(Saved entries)

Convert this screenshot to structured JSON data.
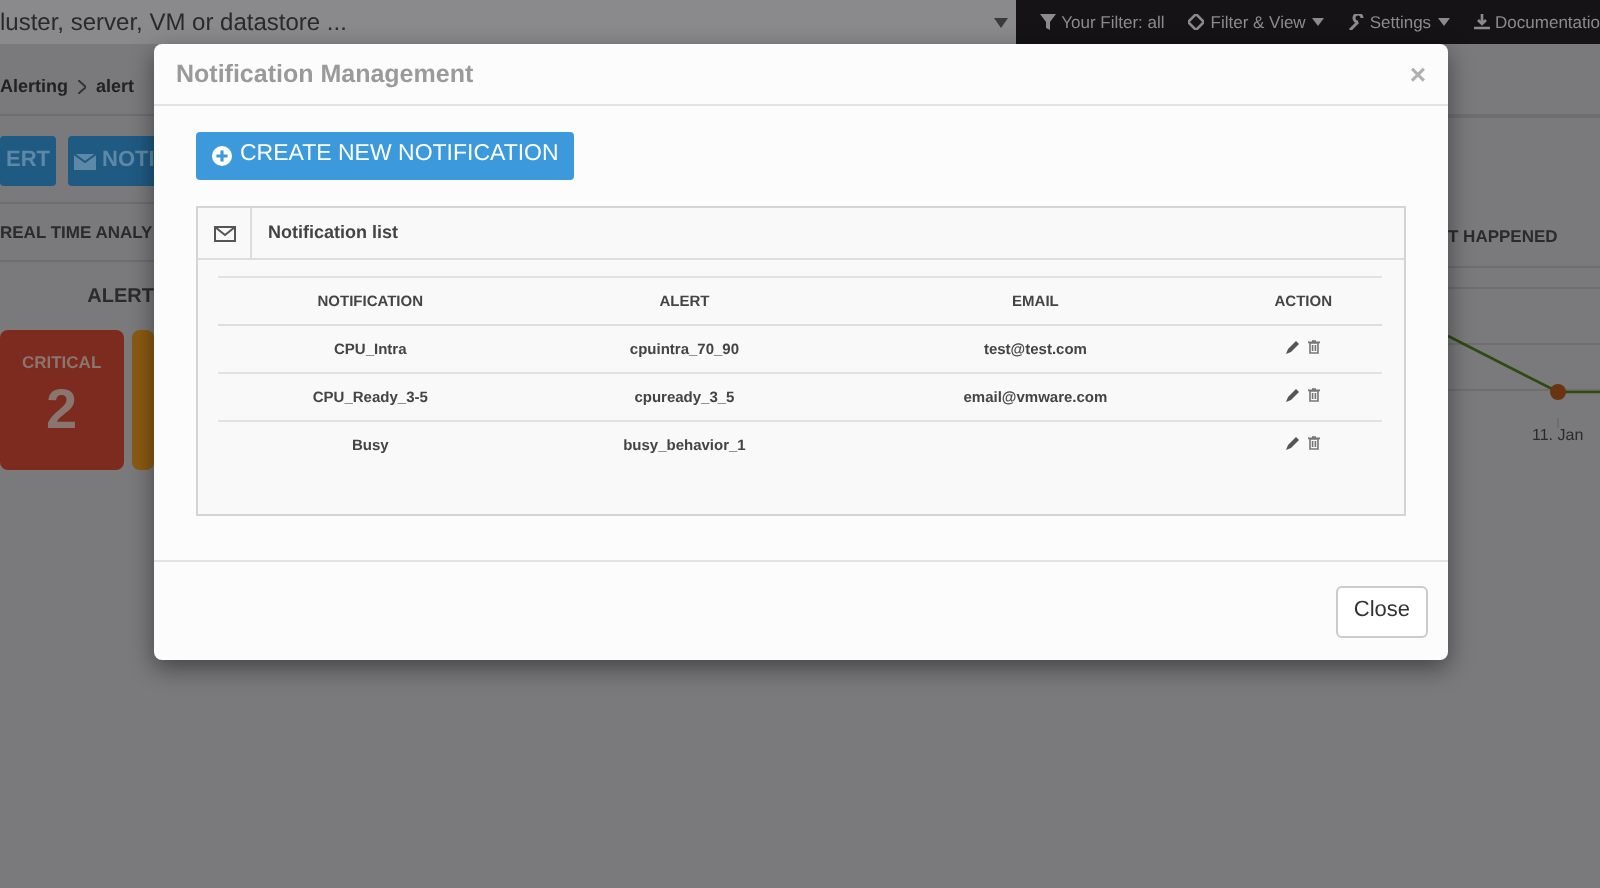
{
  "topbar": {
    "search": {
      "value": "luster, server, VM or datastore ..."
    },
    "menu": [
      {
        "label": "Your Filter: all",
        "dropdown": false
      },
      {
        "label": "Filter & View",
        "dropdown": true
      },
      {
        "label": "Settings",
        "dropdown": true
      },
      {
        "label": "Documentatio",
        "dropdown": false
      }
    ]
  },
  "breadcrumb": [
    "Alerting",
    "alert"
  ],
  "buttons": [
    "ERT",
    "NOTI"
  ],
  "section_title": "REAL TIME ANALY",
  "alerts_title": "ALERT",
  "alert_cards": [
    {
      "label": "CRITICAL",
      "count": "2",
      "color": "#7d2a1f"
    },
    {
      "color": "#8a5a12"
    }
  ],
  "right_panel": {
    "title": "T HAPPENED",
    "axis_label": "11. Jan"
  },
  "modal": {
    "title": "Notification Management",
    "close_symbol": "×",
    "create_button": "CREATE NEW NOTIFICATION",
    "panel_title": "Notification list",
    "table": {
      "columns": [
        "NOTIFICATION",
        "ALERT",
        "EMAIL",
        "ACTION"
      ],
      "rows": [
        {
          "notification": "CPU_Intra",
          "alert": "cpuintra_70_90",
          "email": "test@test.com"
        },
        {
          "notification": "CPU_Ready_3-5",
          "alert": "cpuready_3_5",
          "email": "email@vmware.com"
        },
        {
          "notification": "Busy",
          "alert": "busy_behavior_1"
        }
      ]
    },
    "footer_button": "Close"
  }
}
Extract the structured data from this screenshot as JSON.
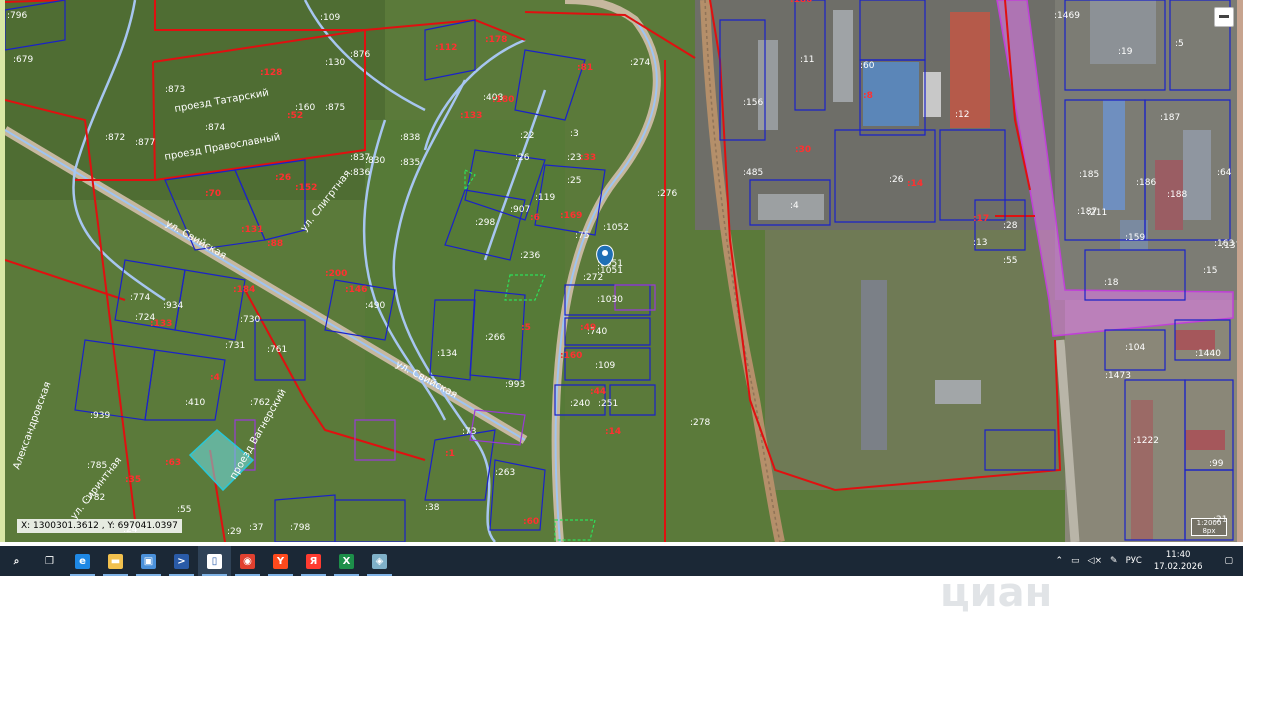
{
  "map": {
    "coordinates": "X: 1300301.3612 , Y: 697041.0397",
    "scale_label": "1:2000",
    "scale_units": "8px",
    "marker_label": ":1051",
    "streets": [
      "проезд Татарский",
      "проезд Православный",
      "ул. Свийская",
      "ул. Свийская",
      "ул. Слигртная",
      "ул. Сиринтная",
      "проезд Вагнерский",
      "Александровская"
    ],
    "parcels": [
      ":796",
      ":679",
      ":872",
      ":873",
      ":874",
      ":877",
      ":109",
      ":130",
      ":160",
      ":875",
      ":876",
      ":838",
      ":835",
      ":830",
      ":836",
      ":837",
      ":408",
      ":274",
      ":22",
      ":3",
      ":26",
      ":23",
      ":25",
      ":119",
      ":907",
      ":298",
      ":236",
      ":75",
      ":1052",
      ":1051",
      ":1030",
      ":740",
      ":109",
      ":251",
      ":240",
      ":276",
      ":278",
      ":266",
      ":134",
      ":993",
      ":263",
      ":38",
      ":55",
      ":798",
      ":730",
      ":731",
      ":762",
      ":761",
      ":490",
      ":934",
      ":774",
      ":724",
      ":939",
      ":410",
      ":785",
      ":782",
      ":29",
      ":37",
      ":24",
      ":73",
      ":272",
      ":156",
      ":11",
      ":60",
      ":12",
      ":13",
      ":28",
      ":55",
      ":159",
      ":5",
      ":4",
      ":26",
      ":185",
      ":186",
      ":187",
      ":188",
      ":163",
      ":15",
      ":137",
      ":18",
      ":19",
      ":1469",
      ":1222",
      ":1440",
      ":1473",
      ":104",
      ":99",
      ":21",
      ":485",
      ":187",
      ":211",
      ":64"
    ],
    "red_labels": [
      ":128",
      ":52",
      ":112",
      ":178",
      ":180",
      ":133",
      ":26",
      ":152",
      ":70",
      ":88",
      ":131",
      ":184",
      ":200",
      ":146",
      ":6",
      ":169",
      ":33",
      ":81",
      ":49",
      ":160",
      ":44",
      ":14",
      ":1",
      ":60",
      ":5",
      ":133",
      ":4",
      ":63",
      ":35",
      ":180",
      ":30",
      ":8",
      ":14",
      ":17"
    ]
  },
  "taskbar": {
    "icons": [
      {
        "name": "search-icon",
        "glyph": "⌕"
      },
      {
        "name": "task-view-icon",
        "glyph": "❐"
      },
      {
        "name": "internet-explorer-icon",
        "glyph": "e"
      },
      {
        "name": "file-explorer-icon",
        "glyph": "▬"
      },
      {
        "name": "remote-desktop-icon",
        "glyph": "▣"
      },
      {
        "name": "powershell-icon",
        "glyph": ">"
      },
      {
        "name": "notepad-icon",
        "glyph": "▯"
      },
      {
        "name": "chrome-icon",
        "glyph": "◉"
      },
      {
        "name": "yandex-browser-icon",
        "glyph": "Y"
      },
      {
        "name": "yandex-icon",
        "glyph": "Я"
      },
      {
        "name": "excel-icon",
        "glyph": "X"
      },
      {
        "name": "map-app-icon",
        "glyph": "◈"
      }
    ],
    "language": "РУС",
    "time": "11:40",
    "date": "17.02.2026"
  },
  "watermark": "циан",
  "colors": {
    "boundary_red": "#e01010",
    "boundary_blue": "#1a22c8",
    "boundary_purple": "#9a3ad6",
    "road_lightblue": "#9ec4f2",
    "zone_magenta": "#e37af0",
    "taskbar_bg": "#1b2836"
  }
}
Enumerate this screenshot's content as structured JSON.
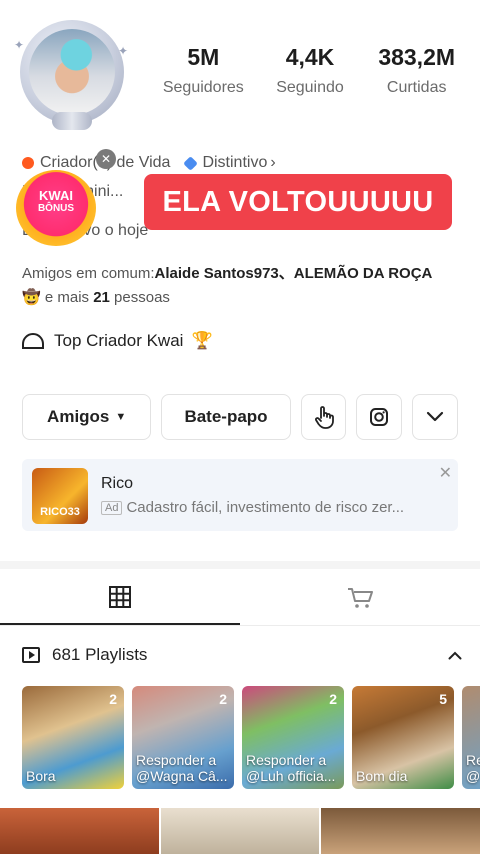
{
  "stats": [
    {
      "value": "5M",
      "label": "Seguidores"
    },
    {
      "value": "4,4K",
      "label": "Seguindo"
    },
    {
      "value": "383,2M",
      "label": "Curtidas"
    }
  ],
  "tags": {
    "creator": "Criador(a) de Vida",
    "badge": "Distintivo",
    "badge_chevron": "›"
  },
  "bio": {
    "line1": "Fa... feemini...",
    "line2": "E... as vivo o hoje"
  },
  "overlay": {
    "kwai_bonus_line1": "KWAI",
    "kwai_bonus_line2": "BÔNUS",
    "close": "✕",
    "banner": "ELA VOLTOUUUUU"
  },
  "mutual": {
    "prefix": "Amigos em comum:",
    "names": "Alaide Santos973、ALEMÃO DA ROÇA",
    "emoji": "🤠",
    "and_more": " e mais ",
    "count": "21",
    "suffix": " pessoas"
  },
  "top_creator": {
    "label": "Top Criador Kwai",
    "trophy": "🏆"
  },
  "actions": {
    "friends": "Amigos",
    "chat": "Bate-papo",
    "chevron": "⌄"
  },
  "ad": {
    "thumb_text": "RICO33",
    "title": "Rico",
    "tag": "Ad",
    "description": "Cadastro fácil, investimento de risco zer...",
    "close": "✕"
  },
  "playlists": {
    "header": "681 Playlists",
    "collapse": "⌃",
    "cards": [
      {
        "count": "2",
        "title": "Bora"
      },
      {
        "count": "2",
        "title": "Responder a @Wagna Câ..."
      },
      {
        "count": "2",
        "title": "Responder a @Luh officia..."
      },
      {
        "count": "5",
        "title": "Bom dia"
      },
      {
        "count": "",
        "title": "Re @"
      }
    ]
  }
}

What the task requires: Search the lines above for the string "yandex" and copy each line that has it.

Solution to this problem:
        "name": "yandex-browser-icon",
        "name": "yandex-icon",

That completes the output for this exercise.